Network Dynamics in the Hippocampus during Spatial Learning
- Author(s): Karlsson, Mattias
- Advisor(s): Frank, Loren
- et al.
The hippocampus is essential for encoding new memories for space and events. In the rodent hippocampus, a result of this process is that individual neurons fire selectively when the animal is located in a particular subregion of its environment. We show that that hippocampal area CA1, but not upstream area CA3, emits twice as many spikes in novel as compared to familiar environments, and during the initial stages of novelty many CA1 neurons are active. The overall population rate and the number of active cells decreases as the environment becomes familiar, but the decline in rate is not uniform across neurons. Instead, the activity of cells with peak spatial rates above ~12 Hz is enhanced, while the activity of cells with lower peak rates is suppressed. The result is that, after several days of experience in the environment, the active CA1 population consists of a relatively small group of cells with strong spatial tuning. This process is not evident in CA3, suggesting that a region specific selection process operates in CA1 to create a sparse, spatially informative population of neurons. We also show that there is clear and long lasting replay of experiences from one place during waking behavior in subsequently experienced places. Surprisingly, this remote replay was most robust when the animal had recently been in motion as compared to during extended periods of immobility.
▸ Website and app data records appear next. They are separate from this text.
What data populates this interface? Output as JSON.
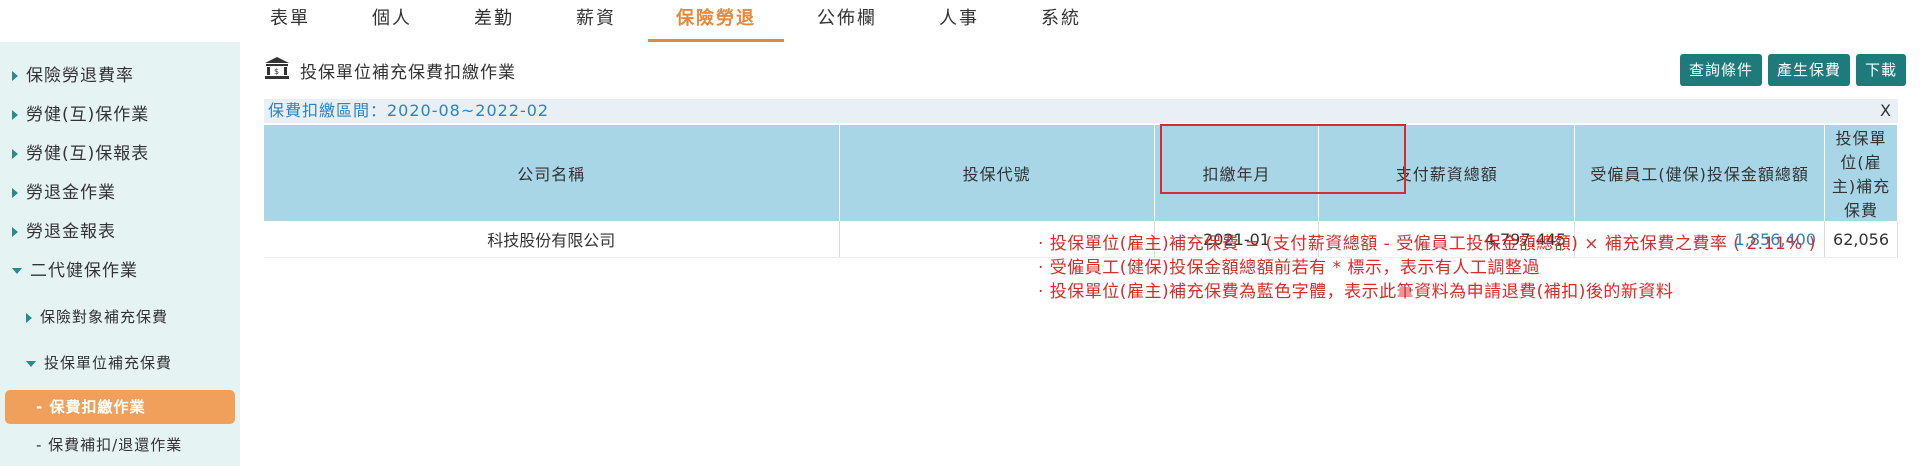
{
  "nav": {
    "items": [
      {
        "label": "表單"
      },
      {
        "label": "個人"
      },
      {
        "label": "差勤"
      },
      {
        "label": "薪資"
      },
      {
        "label": "保險勞退"
      },
      {
        "label": "公佈欄"
      },
      {
        "label": "人事"
      },
      {
        "label": "系統"
      }
    ],
    "active": "保險勞退"
  },
  "sidebar": {
    "items": [
      {
        "label": "保險勞退費率"
      },
      {
        "label": "勞健(互)保作業"
      },
      {
        "label": "勞健(互)保報表"
      },
      {
        "label": "勞退金作業"
      },
      {
        "label": "勞退金報表"
      },
      {
        "label": "二代健保作業"
      },
      {
        "label": "保險對象補充保費"
      },
      {
        "label": "投保單位補充保費"
      },
      {
        "label": "- 保費扣繳作業"
      },
      {
        "label": "- 保費補扣/退還作業"
      }
    ]
  },
  "page": {
    "title": "投保單位補充保費扣繳作業",
    "icon": "bank-icon",
    "buttons": {
      "query": "查詢條件",
      "generate": "產生保費",
      "download": "下載"
    },
    "range_label": "保費扣繳區間：2020-08~2022-02",
    "close_label": "X"
  },
  "table": {
    "headers": [
      "公司名稱",
      "投保代號",
      "扣繳年月",
      "支付薪資總額",
      "受僱員工(健保)投保金額總額",
      "投保單位(雇主)補充保費"
    ],
    "rows": [
      {
        "company": "科技股份有限公司",
        "code": "",
        "month": "2021-01",
        "salary_total": "4,797,445",
        "insured_total": "1,856,400",
        "supplement": "62,056"
      }
    ]
  },
  "notes": [
    "· 投保單位(雇主)補充保費 = (支付薪資總額 - 受僱員工投保金額總額) × 補充保費之費率 ( 2.11% )",
    "· 受僱員工(健保)投保金額總額前若有 * 標示，表示有人工調整過",
    "· 投保單位(雇主)補充保費為藍色字體，表示此筆資料為申請退費(補扣)後的新資料"
  ],
  "colors": {
    "accent": "#e8893a",
    "sidebar_bg": "#e6f3f3",
    "selected_bg": "#f0a05a",
    "button_bg": "#1e7b7b",
    "table_header_bg": "#a8d6e6",
    "link_blue": "#2a84c2",
    "note_red": "#d92b2b"
  }
}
These results indicate that waking and sleep replay both constitute a form of memory retrieval where past experiences can be reactivated, and that patterns of activity associated with memory consolidation continue unabated during both sleep and awake states.